Center for Ethical Leadership in the Media honors women journalists and leaders of the #MeToo movement in China, including Huang Xueqin, for the IWMF’s #journoheroes month. Many have faced intimidation and threats by the Chinese government for their activism, and been placed under arrest at times over the last few years.
Huang Xueqin, a 30-year-old former journalist, was recently detained by Chinese police in the city of Guangzhou. Police charged her with “picking quarrels and provoking trouble.”
Huang shared her experience of sexual harassment in the workplace in 2017, and last year conducted an online survey of 2,000 women journalists about their experiences of harassment in the workplace. In her survey, 60 percent of respondents said they did not tell people about the harassment they experienced because they feared consequences for speaking publicly about the topic.
“I used to ask people’s opinions about #MeToo on Facebook, and got lots of support for advocating for the movement… However I found in China, under the conservative social climate, Chinese females tend to be less willing to voice their opinions publicly on this issue,” Huang said in an interview on Chinese television about the survey.
Huang’s report found more than 80 percent of female journalists had experienced sexual harassment in the workplace.
“I think prevention and education is needed… because some things are kind of still a taboo for Chinese people to talk about – it’s absolutely not the topic you are going to talk about with your parents, so we don’t get the education from family, and even in university there is not that much about sex education,” Huang said, according to The Hong Kong Free Press.
Her report recommended that media companies “take the lead in establishing anti-sexual harassment mechanisms in the workplace, including prevention, education, investigation and confidential counseling,” the HKFP reports.
Huang is one of several women’s rights activists detained by the Chinese government in recent years. Five were detained just before International Women’s Day in 2015, also on suspicion of “picking quarrels and provoking trouble.” They had planned demonstrations across the country against sexual harassment, and after their arrest, became known as the “feminist five.”

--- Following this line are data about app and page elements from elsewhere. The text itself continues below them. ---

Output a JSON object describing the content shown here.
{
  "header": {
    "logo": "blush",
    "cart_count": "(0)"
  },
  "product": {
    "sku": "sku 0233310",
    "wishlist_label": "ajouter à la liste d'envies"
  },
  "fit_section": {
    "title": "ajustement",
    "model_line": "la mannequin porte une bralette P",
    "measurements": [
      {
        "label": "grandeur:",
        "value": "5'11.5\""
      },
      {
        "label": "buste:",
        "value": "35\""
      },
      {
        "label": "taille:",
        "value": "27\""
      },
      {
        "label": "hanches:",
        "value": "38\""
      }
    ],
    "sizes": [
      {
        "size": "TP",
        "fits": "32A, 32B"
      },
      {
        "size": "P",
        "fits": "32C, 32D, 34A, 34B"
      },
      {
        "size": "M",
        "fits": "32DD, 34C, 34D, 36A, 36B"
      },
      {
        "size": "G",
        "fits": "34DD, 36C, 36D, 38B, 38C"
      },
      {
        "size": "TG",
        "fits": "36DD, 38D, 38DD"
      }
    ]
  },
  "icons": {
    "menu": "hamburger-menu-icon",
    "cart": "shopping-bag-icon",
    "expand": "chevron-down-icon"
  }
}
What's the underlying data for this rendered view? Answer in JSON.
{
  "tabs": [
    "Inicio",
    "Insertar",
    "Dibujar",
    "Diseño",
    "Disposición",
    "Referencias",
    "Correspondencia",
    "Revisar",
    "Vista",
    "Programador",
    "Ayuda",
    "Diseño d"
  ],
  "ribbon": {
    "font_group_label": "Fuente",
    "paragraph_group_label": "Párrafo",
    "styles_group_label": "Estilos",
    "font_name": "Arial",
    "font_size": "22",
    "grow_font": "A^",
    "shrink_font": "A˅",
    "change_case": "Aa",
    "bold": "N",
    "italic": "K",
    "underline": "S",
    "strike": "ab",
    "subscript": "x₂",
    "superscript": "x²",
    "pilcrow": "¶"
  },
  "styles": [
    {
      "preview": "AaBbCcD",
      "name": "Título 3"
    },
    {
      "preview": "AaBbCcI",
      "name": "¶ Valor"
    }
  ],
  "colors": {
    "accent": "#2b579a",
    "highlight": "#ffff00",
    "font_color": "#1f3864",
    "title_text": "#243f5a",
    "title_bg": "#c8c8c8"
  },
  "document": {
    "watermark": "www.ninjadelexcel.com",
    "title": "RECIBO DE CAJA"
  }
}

Center for Ethical Leadership in the Media honors Huang, women journalists and activists throughout China who continue to bravely campaign for women’s rights.